It is a detailed and interesting paper.
A few comments:
1. In the executive summary at the beginning of the paper (the very first page of the paper - go read it!) , he says Wisconsin employees are underpaid by 4.8% compared to private sector employees. This is the number you should look at it is the hour for hour comparison. (Not the 8.2% which doesn't take into account the number of hours worked.)
2. Public workers in Wisconsin are highly educated. Approximately 59% of full-time public workers have a bachelors degree compared to 30% in the private sector. When you compare workers, you need to compare apples to apples. In other words, since educational level is a main influence on compensation, you cannot group all workers in the private sector and compare them with all workers in the public sector.

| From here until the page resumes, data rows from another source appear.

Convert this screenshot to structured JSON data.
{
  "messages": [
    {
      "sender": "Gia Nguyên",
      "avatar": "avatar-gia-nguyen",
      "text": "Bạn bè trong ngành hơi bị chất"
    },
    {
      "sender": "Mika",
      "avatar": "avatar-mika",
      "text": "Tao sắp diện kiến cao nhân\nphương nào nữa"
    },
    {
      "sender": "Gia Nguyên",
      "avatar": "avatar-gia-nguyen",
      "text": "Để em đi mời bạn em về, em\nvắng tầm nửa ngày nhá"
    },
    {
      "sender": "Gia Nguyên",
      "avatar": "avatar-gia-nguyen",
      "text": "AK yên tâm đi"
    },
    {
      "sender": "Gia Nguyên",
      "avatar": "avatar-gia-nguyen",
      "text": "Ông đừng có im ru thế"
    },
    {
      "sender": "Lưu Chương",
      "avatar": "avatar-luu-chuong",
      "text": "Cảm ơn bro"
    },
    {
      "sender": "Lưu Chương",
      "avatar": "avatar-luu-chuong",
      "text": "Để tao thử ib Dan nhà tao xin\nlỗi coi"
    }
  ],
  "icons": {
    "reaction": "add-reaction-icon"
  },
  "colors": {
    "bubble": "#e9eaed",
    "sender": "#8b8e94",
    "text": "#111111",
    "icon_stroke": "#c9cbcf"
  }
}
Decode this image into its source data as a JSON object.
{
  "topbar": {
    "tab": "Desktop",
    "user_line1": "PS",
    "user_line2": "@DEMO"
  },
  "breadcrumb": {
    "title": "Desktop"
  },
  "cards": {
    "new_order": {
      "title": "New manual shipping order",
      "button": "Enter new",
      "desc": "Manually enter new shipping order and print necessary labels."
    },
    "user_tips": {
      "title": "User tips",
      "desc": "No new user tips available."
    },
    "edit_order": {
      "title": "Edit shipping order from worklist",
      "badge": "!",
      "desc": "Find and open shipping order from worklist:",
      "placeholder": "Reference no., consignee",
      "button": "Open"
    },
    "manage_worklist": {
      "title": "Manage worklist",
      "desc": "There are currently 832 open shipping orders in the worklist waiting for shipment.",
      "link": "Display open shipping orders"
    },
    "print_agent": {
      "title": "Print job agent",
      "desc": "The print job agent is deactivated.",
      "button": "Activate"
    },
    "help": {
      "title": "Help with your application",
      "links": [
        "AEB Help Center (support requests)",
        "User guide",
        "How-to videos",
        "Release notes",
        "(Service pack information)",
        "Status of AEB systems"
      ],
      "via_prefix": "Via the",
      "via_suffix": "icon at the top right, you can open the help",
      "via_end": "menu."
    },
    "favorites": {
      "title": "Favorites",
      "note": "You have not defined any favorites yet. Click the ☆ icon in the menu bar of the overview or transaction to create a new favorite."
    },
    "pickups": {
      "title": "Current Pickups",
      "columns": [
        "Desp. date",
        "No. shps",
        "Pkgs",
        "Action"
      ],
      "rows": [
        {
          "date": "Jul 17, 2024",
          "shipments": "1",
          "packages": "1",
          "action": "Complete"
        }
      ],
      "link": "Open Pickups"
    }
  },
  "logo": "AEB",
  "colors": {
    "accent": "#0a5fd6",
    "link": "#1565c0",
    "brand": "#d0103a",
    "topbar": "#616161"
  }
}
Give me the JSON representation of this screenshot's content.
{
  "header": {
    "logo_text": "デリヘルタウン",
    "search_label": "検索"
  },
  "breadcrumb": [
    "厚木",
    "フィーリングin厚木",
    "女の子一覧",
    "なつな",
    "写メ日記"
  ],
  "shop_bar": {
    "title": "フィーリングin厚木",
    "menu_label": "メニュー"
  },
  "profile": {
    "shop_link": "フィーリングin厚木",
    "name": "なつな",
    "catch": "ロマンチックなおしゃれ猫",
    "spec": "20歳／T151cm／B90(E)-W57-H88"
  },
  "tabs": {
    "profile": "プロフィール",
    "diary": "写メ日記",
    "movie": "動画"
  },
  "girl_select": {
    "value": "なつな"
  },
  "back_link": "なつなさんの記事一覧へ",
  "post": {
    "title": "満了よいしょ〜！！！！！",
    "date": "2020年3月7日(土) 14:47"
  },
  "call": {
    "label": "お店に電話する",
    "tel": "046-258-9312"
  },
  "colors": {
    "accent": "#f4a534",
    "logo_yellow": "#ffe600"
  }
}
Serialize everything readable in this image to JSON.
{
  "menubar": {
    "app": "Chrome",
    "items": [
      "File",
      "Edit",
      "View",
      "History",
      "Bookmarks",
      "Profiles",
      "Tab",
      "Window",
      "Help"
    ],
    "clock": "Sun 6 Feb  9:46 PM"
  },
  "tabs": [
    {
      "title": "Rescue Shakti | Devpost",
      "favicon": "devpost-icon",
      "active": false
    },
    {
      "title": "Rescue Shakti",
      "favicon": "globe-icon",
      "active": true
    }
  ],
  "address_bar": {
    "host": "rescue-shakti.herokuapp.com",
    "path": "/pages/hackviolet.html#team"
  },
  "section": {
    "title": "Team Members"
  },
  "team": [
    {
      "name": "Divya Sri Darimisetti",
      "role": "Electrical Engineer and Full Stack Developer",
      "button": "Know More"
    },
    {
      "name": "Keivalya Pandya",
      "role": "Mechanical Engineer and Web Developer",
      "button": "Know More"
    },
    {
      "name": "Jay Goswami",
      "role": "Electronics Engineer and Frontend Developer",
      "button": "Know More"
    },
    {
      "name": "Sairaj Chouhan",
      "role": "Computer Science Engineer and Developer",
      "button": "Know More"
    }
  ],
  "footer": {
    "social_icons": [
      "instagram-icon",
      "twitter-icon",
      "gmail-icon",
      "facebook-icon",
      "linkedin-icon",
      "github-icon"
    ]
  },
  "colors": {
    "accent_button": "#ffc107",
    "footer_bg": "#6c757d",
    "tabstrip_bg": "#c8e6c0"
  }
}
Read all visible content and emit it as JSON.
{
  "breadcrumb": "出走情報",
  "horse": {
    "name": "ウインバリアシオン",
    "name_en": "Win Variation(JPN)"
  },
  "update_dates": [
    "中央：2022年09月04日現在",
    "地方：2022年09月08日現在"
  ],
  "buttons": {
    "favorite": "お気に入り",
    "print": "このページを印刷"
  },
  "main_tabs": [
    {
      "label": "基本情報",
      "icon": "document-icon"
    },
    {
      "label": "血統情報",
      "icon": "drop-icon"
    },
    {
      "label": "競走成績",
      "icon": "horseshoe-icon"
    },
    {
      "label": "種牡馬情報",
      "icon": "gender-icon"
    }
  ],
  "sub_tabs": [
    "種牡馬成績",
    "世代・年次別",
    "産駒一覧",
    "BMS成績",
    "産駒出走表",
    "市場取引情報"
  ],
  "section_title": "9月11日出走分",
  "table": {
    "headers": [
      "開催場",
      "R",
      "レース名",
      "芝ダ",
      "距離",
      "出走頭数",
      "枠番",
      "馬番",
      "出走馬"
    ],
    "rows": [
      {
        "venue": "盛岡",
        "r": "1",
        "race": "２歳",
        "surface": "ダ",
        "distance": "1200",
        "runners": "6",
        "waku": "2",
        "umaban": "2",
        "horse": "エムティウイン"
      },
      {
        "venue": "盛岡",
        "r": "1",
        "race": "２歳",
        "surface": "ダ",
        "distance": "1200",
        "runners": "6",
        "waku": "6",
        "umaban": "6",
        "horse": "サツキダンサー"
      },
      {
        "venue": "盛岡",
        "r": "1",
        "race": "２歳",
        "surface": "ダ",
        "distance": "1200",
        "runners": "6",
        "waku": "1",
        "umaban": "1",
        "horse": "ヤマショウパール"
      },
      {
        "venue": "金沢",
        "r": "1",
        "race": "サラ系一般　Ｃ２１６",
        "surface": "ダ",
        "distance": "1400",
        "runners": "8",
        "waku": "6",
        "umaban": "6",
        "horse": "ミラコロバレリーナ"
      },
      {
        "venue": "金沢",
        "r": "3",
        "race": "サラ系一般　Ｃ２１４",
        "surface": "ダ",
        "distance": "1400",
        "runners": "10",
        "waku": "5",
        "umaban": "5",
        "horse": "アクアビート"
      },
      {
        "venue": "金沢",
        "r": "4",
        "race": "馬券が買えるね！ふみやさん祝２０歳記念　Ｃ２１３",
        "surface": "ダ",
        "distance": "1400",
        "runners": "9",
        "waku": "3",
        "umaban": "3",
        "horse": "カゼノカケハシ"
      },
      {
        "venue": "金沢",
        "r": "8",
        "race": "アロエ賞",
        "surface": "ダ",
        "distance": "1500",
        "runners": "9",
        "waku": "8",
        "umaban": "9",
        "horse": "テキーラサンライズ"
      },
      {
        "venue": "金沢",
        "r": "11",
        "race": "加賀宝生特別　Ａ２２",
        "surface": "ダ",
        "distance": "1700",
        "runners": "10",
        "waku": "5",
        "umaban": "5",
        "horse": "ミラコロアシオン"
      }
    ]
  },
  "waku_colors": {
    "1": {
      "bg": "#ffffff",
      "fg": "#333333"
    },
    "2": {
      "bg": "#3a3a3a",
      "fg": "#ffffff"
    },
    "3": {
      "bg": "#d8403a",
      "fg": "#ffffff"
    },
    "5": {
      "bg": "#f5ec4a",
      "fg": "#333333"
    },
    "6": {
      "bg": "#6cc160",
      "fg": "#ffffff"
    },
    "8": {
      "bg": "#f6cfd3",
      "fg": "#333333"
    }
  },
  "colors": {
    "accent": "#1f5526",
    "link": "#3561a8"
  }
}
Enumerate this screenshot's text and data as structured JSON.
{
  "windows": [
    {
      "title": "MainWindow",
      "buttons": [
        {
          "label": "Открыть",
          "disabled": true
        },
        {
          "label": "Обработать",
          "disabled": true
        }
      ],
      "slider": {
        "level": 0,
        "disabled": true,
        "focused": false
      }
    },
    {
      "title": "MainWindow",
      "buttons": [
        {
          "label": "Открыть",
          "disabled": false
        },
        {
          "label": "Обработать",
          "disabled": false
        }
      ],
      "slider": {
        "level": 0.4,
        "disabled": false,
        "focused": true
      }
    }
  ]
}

3. You cannot just look at wages. You have to combine the wages with the benefits. Public workers take more of their compensation in benefits. Go look at the chart on pg 5 and you will see, as your educational level goes up, you are paid less and less (compared to the private sector).
I have one final comment. On Wall Street, the pay is big because we are suppose to be getting such good results. Why doesn't this same principle hold for public sector workers?